As my colleague Philip Bump wrote last December in a post picking apart the discredited poll, there is "no reliable evidence that a large percentage of Muslims in the United States — or, for that matter, Muslims hoping to travel to the United States — support doing harm to the country or plan to commit acts of violence."

But Gaffney has a long and well-documented track record of propagating myths and conspiracy theories about Islam and Muslims in America.

In the first year of the Obama administration, Gaffney wrote an op-ed in the Washington Times that claimed "the president not only identifies with Muslims, but actually may still be one himself." He threw in a reference to Adolf Hitler duping Neville Chamberlain in Munich for some extra rhetorical oomph.

President Obama, in Gaffney's view, is the fifth-columnist-in-chief, a crypto-Muslim on a quest of "civilization jihad," bent on tearing apart the fabric of the American nation. (To be sure, numerous Republican politicians have made similar-sounding criticisms, without arguing that Obama himself is a Muslim.) In December, Gaffney accused the president of "treason" and of "playing for the other team."

And Obama's not alone.

As the Southern Poverty Law Center notes in its archive of right-wing hate groups, Gaffney is "gripped by paranoid fantasies about Muslims destroying the West from within" and "believes that 'creeping Shariah,' or Islamic religious law, is a dire threat to American democracy."

This conviction has lent itself to various claims, both grim and amusing. A supposedly authoritative report produced by Gaffney's group argued that most Muslim organizations in the United States were fronts for the Muslim Brotherhood and "as a matter of fact, hostile to the United States and its Constitution." Gaffney has invoked this laughable charge about American Muslims to push for a new era of McCarthyism, calling for Cold War-era trials of "anti-American activity" in 2011.

In 2010, Gaffney hilariously imagined that the redesigned logo of the U.S. Missile Defense Agency "appears ominously to reflect a morphing of the Islamic crescent and star with the Obama campaign logo" and was therefore a reflection of a "worrying pattern of official U.S. submission to Islam."

Gaffney has labeled his erstwhile American enemies, from Hillary Clinton adviser Huma Abedin to more moderate Republicans uncomfortable with his views, as actual members of the Muslim Brotherhood or appeasers of violent Islamism.

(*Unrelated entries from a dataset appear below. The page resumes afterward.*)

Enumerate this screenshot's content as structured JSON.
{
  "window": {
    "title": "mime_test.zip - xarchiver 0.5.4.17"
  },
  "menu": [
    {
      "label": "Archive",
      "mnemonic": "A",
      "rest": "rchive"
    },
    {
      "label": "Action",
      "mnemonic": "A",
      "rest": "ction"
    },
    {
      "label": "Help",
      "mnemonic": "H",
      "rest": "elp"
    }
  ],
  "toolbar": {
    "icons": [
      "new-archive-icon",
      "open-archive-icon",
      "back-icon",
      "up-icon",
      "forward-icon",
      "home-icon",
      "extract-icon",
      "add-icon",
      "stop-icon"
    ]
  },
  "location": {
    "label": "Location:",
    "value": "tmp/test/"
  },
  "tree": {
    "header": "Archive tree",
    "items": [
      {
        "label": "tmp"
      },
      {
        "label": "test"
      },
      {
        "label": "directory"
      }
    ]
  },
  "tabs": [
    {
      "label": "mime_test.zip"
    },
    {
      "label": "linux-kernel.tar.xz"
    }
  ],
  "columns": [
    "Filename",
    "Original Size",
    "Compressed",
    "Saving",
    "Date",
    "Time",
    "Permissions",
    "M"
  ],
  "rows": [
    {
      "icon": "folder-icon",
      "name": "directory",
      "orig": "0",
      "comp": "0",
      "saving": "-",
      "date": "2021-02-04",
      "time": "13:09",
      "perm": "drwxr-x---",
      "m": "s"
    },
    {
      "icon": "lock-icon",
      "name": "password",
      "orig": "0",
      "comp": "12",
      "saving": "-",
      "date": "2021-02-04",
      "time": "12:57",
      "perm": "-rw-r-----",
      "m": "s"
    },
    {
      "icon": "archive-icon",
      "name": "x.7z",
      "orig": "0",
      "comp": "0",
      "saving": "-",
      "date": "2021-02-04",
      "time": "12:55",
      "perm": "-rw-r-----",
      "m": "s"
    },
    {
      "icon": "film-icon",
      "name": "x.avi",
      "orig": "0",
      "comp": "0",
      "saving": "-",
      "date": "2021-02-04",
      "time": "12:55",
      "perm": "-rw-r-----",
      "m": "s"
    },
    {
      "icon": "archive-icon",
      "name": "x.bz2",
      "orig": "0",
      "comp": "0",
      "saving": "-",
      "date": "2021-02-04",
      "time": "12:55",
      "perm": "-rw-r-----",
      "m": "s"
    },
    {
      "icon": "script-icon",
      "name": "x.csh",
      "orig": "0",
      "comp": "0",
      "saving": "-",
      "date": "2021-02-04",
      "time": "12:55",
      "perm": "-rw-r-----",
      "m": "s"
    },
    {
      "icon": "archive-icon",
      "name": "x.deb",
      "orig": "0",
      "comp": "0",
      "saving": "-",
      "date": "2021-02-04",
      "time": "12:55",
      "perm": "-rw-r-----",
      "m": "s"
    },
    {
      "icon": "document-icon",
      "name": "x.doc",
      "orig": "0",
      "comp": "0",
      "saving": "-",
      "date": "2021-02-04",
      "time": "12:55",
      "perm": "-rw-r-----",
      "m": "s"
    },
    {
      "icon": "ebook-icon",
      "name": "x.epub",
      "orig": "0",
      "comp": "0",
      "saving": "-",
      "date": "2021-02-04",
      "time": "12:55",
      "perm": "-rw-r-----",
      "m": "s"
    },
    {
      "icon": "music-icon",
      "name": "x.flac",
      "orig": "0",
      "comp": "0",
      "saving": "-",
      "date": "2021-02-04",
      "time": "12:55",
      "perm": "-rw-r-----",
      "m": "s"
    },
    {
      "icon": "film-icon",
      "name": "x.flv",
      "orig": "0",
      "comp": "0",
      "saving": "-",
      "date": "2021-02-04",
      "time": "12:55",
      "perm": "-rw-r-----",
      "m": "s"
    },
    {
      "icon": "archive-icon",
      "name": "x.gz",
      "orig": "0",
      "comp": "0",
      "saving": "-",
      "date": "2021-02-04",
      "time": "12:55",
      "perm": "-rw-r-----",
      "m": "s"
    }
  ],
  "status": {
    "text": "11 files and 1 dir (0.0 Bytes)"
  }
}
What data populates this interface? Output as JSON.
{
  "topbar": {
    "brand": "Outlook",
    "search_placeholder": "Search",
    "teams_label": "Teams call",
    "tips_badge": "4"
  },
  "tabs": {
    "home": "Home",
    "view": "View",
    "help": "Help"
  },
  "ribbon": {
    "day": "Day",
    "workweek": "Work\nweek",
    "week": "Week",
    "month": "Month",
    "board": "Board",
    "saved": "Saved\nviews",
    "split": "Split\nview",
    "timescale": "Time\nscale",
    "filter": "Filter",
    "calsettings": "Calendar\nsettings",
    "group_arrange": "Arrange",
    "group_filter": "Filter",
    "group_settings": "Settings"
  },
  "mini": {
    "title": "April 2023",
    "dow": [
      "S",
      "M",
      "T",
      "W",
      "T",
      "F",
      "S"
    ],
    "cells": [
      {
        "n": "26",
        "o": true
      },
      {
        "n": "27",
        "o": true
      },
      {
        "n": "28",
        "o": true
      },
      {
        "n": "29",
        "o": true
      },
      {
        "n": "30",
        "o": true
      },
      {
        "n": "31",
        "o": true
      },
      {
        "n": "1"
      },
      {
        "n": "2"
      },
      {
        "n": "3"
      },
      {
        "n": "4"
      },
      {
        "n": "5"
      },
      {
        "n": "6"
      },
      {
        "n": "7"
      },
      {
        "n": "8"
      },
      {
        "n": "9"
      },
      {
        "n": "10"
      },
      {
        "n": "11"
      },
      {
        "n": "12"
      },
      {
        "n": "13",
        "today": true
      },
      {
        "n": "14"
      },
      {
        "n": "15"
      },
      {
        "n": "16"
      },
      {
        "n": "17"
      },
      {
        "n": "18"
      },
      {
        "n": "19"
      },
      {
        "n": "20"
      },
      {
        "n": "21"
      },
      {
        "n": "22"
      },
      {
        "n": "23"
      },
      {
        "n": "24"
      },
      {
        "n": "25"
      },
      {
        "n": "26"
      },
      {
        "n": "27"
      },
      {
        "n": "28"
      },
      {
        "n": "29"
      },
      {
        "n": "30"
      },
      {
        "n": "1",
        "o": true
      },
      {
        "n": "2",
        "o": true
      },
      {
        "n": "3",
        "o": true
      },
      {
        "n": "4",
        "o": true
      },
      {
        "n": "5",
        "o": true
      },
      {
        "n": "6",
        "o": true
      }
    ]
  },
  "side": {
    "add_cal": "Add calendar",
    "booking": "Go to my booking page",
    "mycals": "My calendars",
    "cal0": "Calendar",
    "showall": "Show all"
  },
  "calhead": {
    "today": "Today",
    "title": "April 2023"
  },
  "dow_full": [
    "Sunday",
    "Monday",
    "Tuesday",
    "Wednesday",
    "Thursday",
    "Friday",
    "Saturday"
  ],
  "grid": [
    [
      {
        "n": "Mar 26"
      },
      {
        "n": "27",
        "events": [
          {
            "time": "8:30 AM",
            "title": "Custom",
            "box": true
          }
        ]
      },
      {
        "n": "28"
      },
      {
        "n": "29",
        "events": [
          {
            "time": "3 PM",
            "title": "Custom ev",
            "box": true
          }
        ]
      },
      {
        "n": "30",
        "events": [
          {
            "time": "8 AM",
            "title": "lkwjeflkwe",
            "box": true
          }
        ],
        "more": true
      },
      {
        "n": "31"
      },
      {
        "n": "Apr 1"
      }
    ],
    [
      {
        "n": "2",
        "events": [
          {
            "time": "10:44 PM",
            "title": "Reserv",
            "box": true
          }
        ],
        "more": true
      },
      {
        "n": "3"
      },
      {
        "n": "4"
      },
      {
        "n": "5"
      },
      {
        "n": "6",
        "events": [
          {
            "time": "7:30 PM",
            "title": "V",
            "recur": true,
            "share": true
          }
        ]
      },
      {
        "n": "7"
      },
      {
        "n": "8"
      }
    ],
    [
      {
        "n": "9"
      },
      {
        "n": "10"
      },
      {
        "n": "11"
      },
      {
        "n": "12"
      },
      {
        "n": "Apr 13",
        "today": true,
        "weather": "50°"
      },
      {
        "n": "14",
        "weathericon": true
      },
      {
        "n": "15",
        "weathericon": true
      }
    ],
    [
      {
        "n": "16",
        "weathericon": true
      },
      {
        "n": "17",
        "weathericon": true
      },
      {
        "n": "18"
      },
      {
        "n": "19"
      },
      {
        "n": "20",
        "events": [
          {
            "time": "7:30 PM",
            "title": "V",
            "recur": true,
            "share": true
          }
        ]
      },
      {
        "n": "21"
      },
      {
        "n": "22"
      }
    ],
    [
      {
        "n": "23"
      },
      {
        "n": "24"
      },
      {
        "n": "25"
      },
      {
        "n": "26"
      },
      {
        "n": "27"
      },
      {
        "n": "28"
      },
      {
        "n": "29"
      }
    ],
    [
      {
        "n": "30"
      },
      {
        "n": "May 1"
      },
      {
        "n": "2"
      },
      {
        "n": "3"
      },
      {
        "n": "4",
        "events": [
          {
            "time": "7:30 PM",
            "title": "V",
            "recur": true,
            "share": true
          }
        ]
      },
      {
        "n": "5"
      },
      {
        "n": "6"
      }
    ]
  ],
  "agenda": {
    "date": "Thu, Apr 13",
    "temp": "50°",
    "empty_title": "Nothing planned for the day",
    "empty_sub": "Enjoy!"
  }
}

He recently suggested that Pope Francis was "rabidly anti-American," for good measure.

According to Bloomberg View's Lake, the other members of Cruz's team -- which includes prominent neoconservatives who favor collaboration with Muslim allies -- purportedly balance out Gaffney's extremism. But they aren't free of their own polemical excesses, either.

Take Michael Ledeen, another Reagan-era official, who is now a fellow at the neoconservative Foundation for Defense of Democracies. In the buildup to the U.S. invasion of Iraq in 2003, he fumed at the European reluctance to topple Iraqi dictator Saddam Hussein.

Writing in the National Review, Ledeen argued that French President Jacques Chirac was casting "his lot with radical Islam and with the Arab extremists." Given the chaos that the war and occupation of Iraq would later unleash, and Cruz's own championing of the Middle East's secular autocrats, it was a rather unfortunate prediction.